Article Text

Download PDFPDF
Catheter-related bloodstream infections in palliative care patients receiving parenteral nutrition by medical home care


Background Catheter-related bloodstream infections (CRBSIs) constitute a major complication associated with the use of central venous lines (CVL). The aim of this study was to investigate the incidence proportion and risk factors of CRSBI in palliative care patients with CVL receiving home parenteral nutrition (HPN).

Methods Medical records from patients admitted to a medical home care unit in stockholm, Sweden, during 2017 were reviewed (n=1022) and 454 palliative care patients with a CVL were identified. Data on CRBSI cases, HPN exposure time, type of parenteral nutrition (PN), age, diagnosis and type of CVL were collected.

Results Twenty-nine of 143 patients receiving HPN through a CVL were diagnosed with a CRBSI (20%). Nine of 311 patients with CVL without exposure for HPN developed CRBSI (3%). The risk of a CRBSI was significantly higher in patients receiving HPN compared with those not receiving HPN, OR 8.5 (95% CI 4.0 to 18.7). For those receiving HPN six to seven times a week the risk was even higher, OR 13 (95% CI 5.1 to 30.3). The highest incidence proportion of CRBSI (31%) was found in a home care team where patients had been trained to disconnect themselves from the PN drip. Sex, cancer versus non-cancer, type of CVL or protein content in the PN, did not differ between patients that developed CRBSI versus those that did not develop the outcome.

Conclusion HPN entails a high risk of CRBSI. A high frequency of PN and incautious handling of the disconnection of the drip, seem to be the most important risk factors.

  • home care
  • cachexia
  • drug administration

Statistics from

Request Permissions

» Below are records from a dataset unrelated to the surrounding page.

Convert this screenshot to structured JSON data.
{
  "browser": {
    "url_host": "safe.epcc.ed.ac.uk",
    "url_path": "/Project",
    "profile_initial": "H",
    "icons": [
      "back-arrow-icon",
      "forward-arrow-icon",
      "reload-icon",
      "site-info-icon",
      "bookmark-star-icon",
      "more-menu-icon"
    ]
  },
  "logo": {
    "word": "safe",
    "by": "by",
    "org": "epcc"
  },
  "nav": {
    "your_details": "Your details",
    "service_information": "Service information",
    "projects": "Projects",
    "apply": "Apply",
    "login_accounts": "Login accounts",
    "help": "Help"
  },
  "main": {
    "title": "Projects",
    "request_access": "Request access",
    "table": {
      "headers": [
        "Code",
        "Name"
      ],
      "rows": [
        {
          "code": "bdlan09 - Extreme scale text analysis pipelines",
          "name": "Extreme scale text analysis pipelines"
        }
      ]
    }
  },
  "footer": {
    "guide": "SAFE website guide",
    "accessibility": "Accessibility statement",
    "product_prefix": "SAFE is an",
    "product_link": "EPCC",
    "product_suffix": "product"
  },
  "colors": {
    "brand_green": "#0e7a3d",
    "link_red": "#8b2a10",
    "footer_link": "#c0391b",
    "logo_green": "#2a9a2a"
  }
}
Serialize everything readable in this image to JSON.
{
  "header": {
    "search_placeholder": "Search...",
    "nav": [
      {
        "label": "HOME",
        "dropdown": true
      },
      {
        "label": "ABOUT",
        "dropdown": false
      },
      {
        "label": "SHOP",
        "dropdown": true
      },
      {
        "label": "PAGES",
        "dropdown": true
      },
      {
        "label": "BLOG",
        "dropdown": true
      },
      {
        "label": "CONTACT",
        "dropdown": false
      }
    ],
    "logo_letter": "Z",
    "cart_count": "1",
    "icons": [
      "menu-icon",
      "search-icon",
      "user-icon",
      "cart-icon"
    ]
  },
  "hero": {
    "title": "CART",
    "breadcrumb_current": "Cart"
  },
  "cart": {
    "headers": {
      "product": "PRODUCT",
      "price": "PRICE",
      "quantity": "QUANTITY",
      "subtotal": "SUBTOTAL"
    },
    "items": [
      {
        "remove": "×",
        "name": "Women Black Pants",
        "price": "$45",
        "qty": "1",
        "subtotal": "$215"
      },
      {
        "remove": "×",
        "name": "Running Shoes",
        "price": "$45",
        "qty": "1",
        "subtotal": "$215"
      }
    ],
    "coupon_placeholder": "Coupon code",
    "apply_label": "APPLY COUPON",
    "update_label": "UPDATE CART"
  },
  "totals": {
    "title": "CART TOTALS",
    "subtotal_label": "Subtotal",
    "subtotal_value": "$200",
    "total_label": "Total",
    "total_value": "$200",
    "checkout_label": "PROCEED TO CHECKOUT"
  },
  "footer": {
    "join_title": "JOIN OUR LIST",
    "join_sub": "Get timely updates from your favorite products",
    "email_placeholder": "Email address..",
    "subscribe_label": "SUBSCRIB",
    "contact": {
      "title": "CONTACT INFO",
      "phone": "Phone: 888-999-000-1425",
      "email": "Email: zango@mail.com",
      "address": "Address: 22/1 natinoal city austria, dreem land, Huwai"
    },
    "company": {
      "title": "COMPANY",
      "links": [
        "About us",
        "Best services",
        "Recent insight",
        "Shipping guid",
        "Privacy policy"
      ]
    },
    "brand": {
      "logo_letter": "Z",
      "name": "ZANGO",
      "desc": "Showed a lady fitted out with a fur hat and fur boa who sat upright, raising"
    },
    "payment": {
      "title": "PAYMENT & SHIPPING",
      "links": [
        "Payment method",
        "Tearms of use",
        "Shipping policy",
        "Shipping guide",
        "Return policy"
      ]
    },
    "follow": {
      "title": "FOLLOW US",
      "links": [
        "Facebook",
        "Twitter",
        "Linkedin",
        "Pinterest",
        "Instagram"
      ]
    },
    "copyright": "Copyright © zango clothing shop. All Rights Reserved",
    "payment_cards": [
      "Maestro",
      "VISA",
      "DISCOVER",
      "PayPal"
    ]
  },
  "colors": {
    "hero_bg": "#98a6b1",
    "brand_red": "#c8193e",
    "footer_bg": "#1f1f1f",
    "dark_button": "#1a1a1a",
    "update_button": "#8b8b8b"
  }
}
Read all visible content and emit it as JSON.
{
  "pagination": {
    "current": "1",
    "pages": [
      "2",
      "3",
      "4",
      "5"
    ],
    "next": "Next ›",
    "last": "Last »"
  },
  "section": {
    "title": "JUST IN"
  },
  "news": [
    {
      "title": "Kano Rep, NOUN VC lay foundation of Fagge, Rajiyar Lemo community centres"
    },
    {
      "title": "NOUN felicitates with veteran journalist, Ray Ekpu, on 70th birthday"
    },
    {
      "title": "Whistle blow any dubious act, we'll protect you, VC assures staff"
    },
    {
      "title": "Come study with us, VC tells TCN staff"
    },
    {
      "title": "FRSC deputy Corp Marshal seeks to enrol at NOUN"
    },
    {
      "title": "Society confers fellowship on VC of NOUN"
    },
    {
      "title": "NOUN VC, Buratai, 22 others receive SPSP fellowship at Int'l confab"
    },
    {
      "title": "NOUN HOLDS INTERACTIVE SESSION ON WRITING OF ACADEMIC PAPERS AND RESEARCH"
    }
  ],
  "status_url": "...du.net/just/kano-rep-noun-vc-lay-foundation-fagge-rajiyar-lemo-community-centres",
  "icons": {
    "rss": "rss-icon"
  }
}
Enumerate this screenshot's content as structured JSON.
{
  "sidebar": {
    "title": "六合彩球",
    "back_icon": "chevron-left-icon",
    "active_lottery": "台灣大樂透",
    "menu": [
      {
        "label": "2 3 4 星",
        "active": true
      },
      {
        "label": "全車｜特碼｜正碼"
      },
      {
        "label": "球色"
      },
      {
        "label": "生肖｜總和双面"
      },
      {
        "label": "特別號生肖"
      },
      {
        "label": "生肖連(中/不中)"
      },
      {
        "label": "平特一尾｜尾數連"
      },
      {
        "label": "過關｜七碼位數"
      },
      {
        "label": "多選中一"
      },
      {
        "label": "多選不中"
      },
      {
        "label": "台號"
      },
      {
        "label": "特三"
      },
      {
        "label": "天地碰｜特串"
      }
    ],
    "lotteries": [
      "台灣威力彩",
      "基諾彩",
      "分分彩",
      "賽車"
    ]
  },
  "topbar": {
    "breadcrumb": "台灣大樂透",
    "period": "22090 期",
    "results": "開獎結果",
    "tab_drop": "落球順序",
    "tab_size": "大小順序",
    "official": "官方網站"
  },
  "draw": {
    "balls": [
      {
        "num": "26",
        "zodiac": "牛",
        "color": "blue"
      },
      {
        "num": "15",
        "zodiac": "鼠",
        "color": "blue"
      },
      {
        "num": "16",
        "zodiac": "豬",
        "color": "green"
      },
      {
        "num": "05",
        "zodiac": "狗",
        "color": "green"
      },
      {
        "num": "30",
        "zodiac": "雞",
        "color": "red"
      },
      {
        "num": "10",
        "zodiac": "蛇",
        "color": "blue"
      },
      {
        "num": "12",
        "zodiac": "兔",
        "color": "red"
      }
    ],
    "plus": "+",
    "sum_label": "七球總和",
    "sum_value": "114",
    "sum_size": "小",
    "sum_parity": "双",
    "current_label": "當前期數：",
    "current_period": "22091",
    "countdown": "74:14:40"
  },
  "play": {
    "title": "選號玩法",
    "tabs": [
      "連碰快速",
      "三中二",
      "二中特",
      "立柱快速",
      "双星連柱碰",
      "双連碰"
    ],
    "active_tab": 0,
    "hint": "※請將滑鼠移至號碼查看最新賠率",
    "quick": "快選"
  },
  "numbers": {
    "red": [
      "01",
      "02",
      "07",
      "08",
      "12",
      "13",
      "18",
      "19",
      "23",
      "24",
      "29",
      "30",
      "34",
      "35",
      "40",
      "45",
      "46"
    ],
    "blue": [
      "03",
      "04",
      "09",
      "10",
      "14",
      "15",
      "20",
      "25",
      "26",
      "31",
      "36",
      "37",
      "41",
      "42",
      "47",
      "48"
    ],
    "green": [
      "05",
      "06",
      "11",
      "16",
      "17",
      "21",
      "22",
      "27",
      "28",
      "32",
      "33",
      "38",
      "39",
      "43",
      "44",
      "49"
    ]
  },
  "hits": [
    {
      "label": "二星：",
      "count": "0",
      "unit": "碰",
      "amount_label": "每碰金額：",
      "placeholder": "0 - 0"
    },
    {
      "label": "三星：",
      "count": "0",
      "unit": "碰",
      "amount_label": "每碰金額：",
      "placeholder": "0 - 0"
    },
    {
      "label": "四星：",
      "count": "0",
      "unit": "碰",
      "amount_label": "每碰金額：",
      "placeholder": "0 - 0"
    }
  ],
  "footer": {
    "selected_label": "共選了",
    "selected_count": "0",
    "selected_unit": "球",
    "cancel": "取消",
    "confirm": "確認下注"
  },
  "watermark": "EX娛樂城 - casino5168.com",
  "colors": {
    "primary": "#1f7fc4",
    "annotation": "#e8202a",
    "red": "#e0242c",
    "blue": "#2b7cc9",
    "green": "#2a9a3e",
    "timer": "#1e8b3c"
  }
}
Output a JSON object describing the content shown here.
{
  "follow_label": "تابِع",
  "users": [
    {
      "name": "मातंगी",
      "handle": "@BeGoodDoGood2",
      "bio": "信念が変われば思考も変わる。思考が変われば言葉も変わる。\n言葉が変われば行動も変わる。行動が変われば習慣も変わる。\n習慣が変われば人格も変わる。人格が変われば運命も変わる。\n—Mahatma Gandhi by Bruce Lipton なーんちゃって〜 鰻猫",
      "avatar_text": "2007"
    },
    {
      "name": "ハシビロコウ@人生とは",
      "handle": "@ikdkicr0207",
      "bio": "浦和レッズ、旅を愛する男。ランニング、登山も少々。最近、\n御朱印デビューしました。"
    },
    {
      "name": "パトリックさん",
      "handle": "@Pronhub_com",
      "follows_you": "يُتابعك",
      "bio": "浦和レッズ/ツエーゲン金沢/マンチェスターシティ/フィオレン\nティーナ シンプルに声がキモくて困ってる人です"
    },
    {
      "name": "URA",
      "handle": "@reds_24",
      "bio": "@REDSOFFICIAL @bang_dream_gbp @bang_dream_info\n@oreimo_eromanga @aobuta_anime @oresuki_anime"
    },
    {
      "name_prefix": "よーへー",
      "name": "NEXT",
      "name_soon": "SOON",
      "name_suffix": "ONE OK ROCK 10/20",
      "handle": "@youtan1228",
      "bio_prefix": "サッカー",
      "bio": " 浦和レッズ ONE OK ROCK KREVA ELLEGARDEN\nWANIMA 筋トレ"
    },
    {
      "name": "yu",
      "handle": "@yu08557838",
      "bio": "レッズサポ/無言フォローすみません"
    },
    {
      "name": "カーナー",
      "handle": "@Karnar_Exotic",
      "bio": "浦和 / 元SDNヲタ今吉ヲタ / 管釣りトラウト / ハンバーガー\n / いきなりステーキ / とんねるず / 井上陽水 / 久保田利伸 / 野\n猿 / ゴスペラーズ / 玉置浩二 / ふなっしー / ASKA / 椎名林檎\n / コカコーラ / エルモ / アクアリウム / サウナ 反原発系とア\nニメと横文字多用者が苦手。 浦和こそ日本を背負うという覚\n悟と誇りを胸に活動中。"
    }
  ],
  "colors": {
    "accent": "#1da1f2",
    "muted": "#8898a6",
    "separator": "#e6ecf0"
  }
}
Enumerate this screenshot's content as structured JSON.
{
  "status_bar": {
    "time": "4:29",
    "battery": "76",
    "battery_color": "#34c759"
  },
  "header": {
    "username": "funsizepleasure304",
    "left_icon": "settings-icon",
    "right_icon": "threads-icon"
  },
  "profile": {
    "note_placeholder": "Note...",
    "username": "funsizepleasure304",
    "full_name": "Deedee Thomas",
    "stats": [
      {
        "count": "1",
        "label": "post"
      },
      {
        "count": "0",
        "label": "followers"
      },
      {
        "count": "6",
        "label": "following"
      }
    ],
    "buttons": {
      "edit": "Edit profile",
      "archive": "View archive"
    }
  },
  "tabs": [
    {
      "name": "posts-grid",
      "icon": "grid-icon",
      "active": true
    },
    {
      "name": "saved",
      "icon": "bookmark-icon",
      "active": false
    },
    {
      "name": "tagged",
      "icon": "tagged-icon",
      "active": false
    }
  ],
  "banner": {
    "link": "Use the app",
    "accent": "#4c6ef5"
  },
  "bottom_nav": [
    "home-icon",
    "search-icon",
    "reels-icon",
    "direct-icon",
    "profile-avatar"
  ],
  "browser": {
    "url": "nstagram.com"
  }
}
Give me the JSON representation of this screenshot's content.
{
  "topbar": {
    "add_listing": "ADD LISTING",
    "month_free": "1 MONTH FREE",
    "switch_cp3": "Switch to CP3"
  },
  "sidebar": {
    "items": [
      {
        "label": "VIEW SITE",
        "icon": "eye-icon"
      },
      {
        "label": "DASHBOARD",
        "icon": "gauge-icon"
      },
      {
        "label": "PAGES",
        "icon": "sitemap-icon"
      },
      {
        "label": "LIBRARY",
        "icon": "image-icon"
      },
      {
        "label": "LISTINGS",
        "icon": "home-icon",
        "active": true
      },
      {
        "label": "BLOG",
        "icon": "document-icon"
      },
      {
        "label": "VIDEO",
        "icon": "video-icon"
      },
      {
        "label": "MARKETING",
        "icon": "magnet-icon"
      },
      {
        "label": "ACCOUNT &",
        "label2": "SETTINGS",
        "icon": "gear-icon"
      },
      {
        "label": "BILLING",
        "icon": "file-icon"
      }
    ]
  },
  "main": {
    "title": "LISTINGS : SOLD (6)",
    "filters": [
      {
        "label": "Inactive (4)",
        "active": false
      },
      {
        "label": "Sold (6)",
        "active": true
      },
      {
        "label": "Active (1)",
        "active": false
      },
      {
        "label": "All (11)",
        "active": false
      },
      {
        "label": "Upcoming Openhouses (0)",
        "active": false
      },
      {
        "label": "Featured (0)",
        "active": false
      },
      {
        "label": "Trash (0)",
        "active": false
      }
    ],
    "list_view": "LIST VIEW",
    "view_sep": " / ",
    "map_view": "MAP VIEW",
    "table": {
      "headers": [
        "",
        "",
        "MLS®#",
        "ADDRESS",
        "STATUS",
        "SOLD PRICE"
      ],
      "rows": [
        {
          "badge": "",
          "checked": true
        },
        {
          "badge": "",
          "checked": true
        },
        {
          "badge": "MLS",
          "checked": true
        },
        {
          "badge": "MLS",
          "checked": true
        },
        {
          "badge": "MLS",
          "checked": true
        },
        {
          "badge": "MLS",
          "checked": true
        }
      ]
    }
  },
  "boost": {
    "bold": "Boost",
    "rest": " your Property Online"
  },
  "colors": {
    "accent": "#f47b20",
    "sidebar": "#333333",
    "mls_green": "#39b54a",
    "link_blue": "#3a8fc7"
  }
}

If you wish to reuse any or all of this article please use the link below which will take you to the Copyright Clearance Center’s RightsLink service. You will be able to get a quick price and instant permission to reuse the content in many different ways.